By Vivian Nguyen
Northwest Asian Weekly
With President Barack Obama’s recent economic stimulus package on its way to the States, many local agencies are eagerly awaiting its distribution to nonprofit organizations, and the International Community Health Services (ICHS) Foundation is no exception.
As the largest Asian and Pacific Islander (API) community health center in the state, ICHS offers a full range of health services to uninsured and underserved patients limited by their language barriers and income.
ICHS CEO Teresita Batayola has witnessed how the economy has affected the center’s clients. Patients typically have a sliding fee scale, with a minimum of a $15 co-payment for health services. However, Batayola observed that in the past few months patients are frequently registering to waive their co-pay due to their inability to keep up with payments.
“People don’t understand the value of maintaining health coverage,” said Batayola. “In times like these, our patients often find themselves having to choose what they can and cannot afford when it comes to survival.”
Patients sacrificing health care for basic needs such as rent and food have become a growing trend among ICHS’s clientele.
In order to protect the best interests team. In addition to race, it will address issues regarding sexuality, gender, class, disability, and of the clinic, ICHS has issued recent layoffs and introduced furloughs to cut back on costs. Despite changes, Batayola insisted that the staff continues to meet the needs of its clients.
“The staff understands how bad the economic situation is, and they’re passionate about maintaining services for our clients,” she said. “Even though we’re understaffed, we still uphold regular clinic hours to meet with patients to establish normalcy.”
This desire to maintain normalcy can also be found at the Center for Career Alternatives (CCA), where multiethnic, disadvantaged youth and adults can seek no-cost education, employment, and career development services.
Alan Sugiyama, CCA Executive Director, said that the center has downsized 20 percent of its staff within the last seven months. However, the layoffs have not diminished the center’s efficiency or morale.
“[It] has been really tough on the staff, but many are doing the job of two people, and everyone has been pitching in to cover what needs to be done.

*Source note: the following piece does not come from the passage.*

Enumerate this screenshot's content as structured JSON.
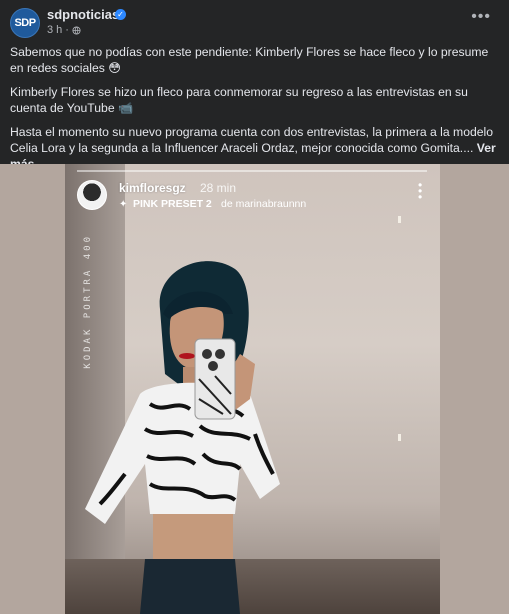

Everyone is concerned, but we’re hoping that in the next year we’ll have the funding to get staffing back. … Our goals haven’t gone down — just our staff.”
Sugiyama expressed that clients are bearing the strain of these times. “Our clients are sharing or cutting costs to help weather the storm. Many of them have had to move out of their places and into the homes of friends and families to help support themselves.”
Funding has also been a concern. “All of the nonprofits are suffering just like every citizen,” said Sugiyama. “Our revenues are down, our grants are down, and all the community-based agencies must be aggressive about fundraising.”
Other agencies have had more luck staying afloat. The Refugee Women’s Alliance (ReWA), a multiethnic organization that provides refugee and immigrant women and families with culturally appropriate services, oversees a unique way of preserving resources.
“For the past eight years, we have tried hard to diversify our funds,” said Someireh Amirfaiz, ReWA’s executive director. “[Since] some of our funding will be cut by the end of the summer, we’re definitely feeling the impact [of the economy], but we’re still making sure that we’re secure and that there’s no gap in our services. We strive to catch our clients and provide a safety net by having an alternative, go-to source for funding.”
Although all three organizations expressed concerns for the upcoming fiscal year, there is optimism for 2011. “The stimulus package has to trickle down into the states, counties, and then the nonprofits,” said Sugiyama. “My biggest fear is that it’ll stay with state agencies. We’re just hoping that it’ll jump-start the economy and finally open up things on our side.”
Batayola also highlighted that Seattle’s API community is unique, as the relationships between organizations are strong, collaborative, and reciprocal.
“There are good communicative portals within Seattle’s [API] community,” said Batayola. “There is a lot of understanding and mutual support during these times.”
“We’re all in this together,” agreed Sugiyama. “And to get out of it, we’re going to have to stick together and get out of it together.” ♦
Vivian Nguyen can be reached at firstname.lastname@example.org.